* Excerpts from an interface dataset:
■ ■ ■
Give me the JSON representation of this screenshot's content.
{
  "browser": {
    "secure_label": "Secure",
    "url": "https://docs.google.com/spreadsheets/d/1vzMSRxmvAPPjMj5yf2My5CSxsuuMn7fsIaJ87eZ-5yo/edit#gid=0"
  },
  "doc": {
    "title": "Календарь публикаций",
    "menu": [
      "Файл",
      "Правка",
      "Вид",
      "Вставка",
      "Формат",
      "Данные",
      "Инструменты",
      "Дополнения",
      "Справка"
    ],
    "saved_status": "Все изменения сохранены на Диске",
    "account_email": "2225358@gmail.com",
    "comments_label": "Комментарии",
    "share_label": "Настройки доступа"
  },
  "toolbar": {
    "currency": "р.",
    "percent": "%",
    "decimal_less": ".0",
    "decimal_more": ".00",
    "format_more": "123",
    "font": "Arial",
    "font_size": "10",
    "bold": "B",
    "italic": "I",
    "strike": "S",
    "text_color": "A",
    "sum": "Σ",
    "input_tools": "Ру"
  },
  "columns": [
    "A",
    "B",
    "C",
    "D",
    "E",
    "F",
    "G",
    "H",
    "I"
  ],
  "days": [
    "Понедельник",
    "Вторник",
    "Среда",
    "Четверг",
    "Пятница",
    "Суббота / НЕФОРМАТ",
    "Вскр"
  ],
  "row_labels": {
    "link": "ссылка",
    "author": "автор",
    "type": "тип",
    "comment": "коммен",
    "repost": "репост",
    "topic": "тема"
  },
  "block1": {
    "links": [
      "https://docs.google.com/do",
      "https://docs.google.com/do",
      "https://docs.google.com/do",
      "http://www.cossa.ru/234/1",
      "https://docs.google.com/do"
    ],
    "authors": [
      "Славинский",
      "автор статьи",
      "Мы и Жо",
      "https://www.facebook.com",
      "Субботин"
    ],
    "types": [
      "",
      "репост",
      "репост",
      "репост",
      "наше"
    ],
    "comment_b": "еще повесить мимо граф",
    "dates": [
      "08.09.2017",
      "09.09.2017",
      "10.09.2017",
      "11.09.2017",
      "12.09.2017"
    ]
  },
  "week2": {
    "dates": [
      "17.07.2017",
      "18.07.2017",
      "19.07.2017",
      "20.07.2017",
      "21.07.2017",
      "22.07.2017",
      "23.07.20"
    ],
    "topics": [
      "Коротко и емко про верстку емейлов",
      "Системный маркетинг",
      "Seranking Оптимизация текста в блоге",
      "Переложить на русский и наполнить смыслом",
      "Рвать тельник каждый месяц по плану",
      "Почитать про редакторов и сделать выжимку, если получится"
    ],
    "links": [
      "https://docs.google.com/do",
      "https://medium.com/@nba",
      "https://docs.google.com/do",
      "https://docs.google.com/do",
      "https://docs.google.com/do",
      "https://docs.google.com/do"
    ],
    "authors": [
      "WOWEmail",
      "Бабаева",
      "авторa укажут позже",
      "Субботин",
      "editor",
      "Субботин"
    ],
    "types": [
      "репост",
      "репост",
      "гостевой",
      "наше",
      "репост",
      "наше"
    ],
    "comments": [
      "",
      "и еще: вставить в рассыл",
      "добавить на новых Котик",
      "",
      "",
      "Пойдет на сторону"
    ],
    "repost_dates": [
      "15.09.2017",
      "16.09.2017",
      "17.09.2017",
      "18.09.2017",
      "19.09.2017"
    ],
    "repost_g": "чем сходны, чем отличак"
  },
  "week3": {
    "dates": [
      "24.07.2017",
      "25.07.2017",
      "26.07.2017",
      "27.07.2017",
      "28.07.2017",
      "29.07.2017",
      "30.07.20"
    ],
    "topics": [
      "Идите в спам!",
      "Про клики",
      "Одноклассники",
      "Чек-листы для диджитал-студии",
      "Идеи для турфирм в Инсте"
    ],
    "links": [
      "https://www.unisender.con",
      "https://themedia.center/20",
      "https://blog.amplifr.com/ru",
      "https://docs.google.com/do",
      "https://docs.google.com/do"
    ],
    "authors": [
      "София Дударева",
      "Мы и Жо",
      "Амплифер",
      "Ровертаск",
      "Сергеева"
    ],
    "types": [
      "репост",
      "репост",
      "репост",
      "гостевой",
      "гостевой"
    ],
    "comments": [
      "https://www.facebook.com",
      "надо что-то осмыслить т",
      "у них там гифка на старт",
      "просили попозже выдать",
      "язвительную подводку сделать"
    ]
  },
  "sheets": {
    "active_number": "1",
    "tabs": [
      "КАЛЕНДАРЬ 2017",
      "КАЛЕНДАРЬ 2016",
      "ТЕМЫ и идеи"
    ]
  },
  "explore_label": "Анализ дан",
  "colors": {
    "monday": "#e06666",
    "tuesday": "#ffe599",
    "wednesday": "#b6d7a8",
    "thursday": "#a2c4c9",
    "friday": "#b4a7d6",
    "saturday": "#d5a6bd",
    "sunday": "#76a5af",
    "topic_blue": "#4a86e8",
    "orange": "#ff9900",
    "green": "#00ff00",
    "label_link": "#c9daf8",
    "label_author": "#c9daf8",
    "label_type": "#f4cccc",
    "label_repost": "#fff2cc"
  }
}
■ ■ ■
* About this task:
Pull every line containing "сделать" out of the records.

* Task response:
      "Почитать про редакторов и сделать выжимку, если получится"
      "язвительную подводку сделать"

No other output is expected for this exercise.